(Data records for software interfaces)
*-*-*
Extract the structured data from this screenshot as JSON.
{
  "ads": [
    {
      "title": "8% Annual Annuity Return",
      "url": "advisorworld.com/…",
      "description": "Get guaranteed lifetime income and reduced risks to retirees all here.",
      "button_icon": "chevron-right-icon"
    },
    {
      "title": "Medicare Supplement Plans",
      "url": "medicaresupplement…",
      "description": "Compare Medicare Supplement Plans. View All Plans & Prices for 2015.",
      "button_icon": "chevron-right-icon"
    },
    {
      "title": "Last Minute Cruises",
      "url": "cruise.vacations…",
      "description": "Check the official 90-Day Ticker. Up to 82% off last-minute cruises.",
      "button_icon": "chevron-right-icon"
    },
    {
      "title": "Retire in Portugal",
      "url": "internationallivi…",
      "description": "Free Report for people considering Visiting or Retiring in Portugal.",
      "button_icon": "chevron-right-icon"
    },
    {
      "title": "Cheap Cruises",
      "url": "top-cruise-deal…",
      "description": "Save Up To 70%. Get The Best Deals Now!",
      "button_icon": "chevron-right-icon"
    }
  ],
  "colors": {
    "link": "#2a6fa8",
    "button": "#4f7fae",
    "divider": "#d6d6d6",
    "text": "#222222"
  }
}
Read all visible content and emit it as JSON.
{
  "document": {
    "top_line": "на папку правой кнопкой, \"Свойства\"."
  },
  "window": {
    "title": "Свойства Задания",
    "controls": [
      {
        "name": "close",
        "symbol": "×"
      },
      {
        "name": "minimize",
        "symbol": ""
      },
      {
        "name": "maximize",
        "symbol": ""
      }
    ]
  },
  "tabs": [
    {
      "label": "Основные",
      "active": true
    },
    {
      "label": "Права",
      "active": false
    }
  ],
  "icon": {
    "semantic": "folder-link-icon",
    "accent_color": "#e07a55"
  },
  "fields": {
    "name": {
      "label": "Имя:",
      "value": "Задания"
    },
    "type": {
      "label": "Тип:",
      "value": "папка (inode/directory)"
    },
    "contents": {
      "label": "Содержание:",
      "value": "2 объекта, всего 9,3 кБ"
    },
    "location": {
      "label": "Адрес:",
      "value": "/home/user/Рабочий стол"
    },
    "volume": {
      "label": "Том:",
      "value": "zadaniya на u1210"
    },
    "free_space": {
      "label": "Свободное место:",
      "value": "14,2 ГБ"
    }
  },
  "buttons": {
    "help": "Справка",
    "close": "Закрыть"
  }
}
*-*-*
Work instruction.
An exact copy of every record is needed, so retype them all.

Expected answer.
Extract the structured data from this screenshot as JSON.
{
  "ads": [
    {
      "title": "8% Annual Annuity Return",
      "url": "advisorworld.com/…",
      "description": "Get guaranteed lifetime income and reduced risks to retirees all here.",
      "button_icon": "chevron-right-icon"
    },
    {
      "title": "Medicare Supplement Plans",
      "url": "medicaresupplement…",
      "description": "Compare Medicare Supplement Plans. View All Plans & Prices for 2015.",
      "button_icon": "chevron-right-icon"
    },
    {
      "title": "Last Minute Cruises",
      "url": "cruise.vacations…",
      "description": "Check the official 90-Day Ticker. Up to 82% off last-minute cruises.",
      "button_icon": "chevron-right-icon"
    },
    {
      "title": "Retire in Portugal",
      "url": "internationallivi…",
      "description": "Free Report for people considering Visiting or Retiring in Portugal.",
      "button_icon": "chevron-right-icon"
    },
    {
      "title": "Cheap Cruises",
      "url": "top-cruise-deal…",
      "description": "Save Up To 70%. Get The Best Deals Now!",
      "button_icon": "chevron-right-icon"
    }
  ],
  "colors": {
    "link": "#2a6fa8",
    "button": "#4f7fae",
    "divider": "#d6d6d6",
    "text": "#222222"
  }
}
Read all visible content and emit it as JSON.
{
  "document": {
    "top_line": "на папку правой кнопкой, \"Свойства\"."
  },
  "window": {
    "title": "Свойства Задания",
    "controls": [
      {
        "name": "close",
        "symbol": "×"
      },
      {
        "name": "minimize",
        "symbol": ""
      },
      {
        "name": "maximize",
        "symbol": ""
      }
    ]
  },
  "tabs": [
    {
      "label": "Основные",
      "active": true
    },
    {
      "label": "Права",
      "active": false
    }
  ],
  "icon": {
    "semantic": "folder-link-icon",
    "accent_color": "#e07a55"
  },
  "fields": {
    "name": {
      "label": "Имя:",
      "value": "Задания"
    },
    "type": {
      "label": "Тип:",
      "value": "папка (inode/directory)"
    },
    "contents": {
      "label": "Содержание:",
      "value": "2 объекта, всего 9,3 кБ"
    },
    "location": {
      "label": "Адрес:",
      "value": "/home/user/Рабочий стол"
    },
    "volume": {
      "label": "Том:",
      "value": "zadaniya на u1210"
    },
    "free_space": {
      "label": "Свободное место:",
      "value": "14,2 ГБ"
    }
  },
  "buttons": {
    "help": "Справка",
    "close": "Закрыть"
  }
}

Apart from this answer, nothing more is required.